[DATASET EXTRACT Boundary: Start]
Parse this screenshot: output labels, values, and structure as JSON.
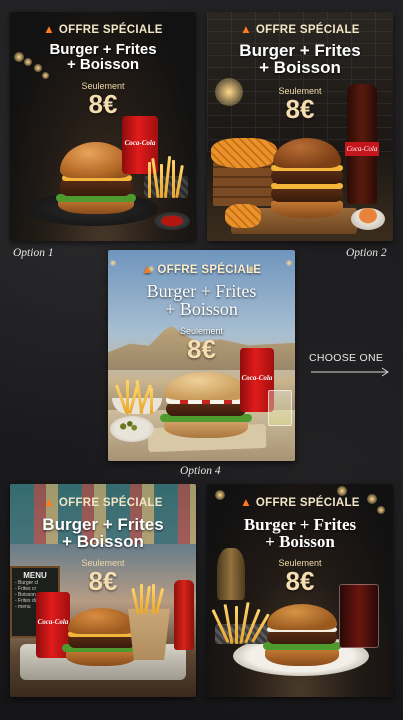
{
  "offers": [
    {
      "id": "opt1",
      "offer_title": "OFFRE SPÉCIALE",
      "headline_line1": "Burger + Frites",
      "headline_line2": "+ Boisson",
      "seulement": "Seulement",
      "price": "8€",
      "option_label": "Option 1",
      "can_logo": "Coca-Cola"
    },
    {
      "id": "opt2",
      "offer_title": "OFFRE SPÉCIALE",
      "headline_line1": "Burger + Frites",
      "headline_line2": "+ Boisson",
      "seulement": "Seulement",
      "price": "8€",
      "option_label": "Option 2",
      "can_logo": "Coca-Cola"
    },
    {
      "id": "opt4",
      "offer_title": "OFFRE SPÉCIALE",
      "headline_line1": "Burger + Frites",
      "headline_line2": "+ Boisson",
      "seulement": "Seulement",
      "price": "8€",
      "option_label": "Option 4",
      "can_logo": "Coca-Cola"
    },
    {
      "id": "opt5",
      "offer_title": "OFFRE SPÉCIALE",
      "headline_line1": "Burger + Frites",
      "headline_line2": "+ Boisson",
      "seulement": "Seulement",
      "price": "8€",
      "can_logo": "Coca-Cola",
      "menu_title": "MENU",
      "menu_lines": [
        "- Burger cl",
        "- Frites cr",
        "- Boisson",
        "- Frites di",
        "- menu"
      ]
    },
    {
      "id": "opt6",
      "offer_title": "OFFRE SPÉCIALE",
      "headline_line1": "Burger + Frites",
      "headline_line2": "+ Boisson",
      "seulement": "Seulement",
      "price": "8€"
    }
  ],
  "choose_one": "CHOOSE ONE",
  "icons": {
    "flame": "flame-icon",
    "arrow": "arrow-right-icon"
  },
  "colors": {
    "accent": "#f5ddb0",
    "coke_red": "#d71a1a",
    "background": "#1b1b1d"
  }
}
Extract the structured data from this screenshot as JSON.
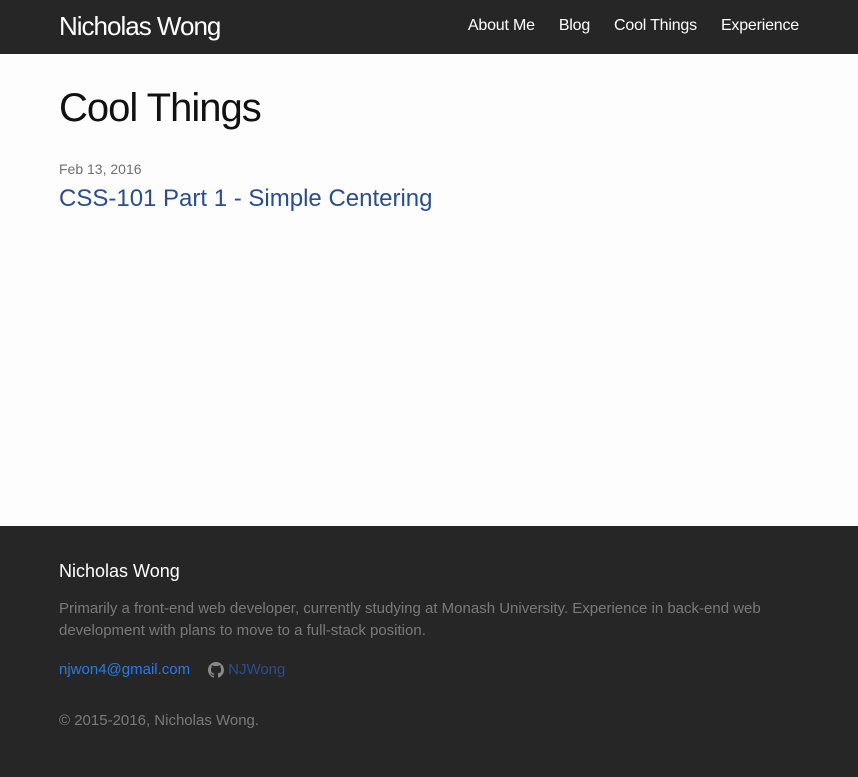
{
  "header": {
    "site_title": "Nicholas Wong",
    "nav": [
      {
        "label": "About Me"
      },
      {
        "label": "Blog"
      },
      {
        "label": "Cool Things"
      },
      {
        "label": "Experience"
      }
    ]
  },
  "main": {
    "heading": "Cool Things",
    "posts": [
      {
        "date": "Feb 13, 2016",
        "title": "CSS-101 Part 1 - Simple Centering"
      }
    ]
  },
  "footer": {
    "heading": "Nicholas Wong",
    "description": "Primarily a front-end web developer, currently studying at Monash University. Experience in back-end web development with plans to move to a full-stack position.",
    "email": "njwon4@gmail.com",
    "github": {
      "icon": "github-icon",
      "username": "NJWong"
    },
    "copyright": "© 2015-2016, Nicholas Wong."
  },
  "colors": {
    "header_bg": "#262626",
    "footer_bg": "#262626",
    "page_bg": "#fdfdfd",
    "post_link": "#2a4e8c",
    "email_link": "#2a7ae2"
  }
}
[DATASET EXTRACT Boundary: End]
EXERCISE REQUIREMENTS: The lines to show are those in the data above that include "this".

FINISHED EXERCISE:
Parse this screenshot: output labels, values, and structure as JSON.
Extract the structured data from this screenshot as JSON.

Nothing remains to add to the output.